William Baker, president emeritus of New York's WNET public TV station, has a modest proposal for saving quality journalism in the U.S.: more funding for public broadcasting. He makes the argument in the Oct. 12 issue of The Nation.
Baker's proposal is obviously self-serving, but federal support for public broadcasting in the U.S. is a joke when compared to that of other "mature democracies." Baker says the U.S. spent $480M to support public broadcasting in '07.
The U.K., with 20 percent of America's population, earmarked $5.6B for the BBC in that same year. Germany, a third the size of the U.S., earmarked $11B, Japan, half the size, spent $6.8B, Canada, a tenth, shelled out $898M.
Ireland, with a population smaller than New York City, beat the U.S. on a per-capita basis, spending $296M. Just a small fraction of the $45B earmarked to rescue Citigroup would make a world of difference for public broadcasting and the quest for journalism excellence.
Many will scream at the notion of "socialized media" or Obama controlling the news. That's hogwash. As Baker notes:
"The BBC is hardly Pravda, and Japan and most of Europe, which have enjoyed extremely well-funded public media for decades are not a network of totalitarian states."
A more robust public media would engage America with the rest of the world. The BBC operates 41 permanent foreign bureaus. That's more than CBS, ABC, NBC and PBS combined. A better financed public sector could serve as home to the thousands of print journalists who have been canned by the corporate media.
Baker doesn't view a vibrant public broadcasting system as a threat to the commercial sector. American cable news outlets could still report celebrity puff or stage phony events such as the recent march on Washington or tea party nonsense.
So c'mon, Barack. Once you fix healthcare, energy policy/climate change, and Afghanistan, get to work on bolstering funding for public TV.

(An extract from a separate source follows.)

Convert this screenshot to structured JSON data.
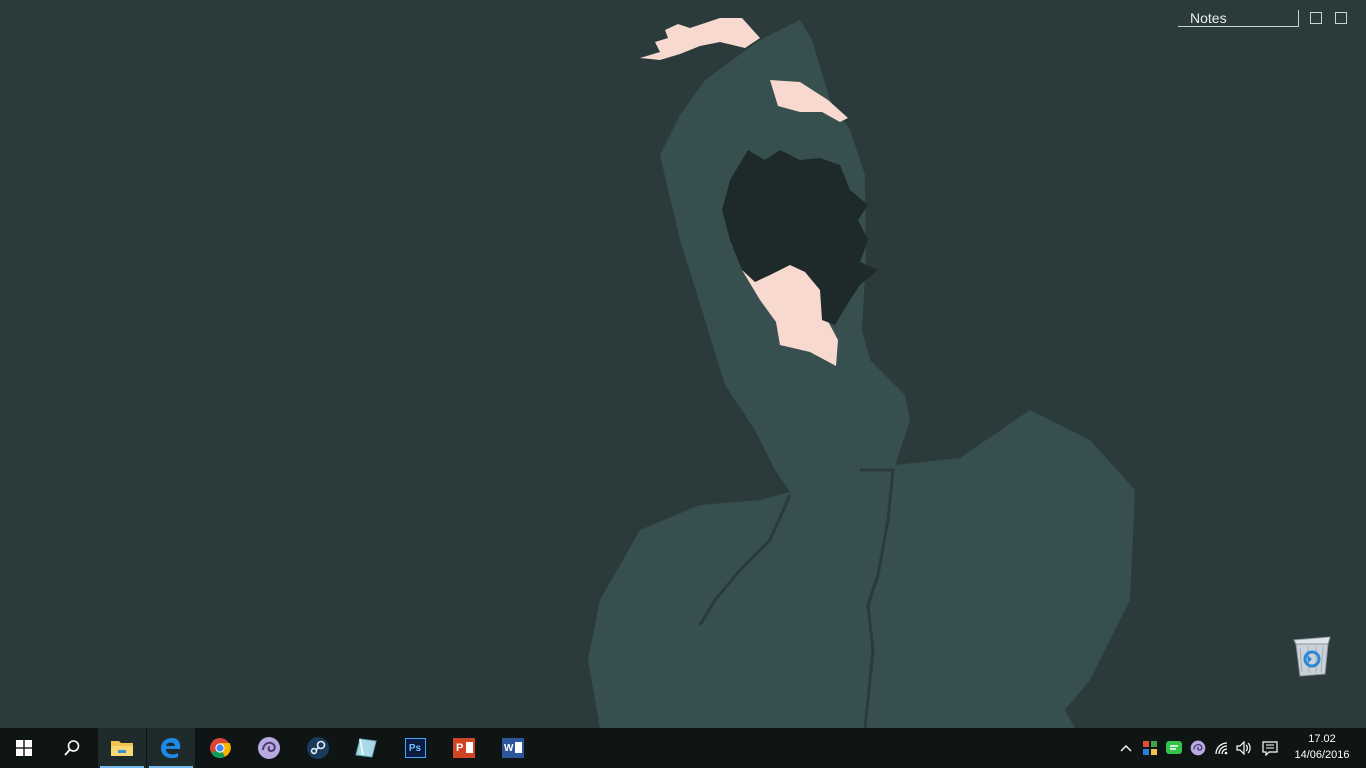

You won't be "bailing out the media." You will be assuring the future of quality journalism.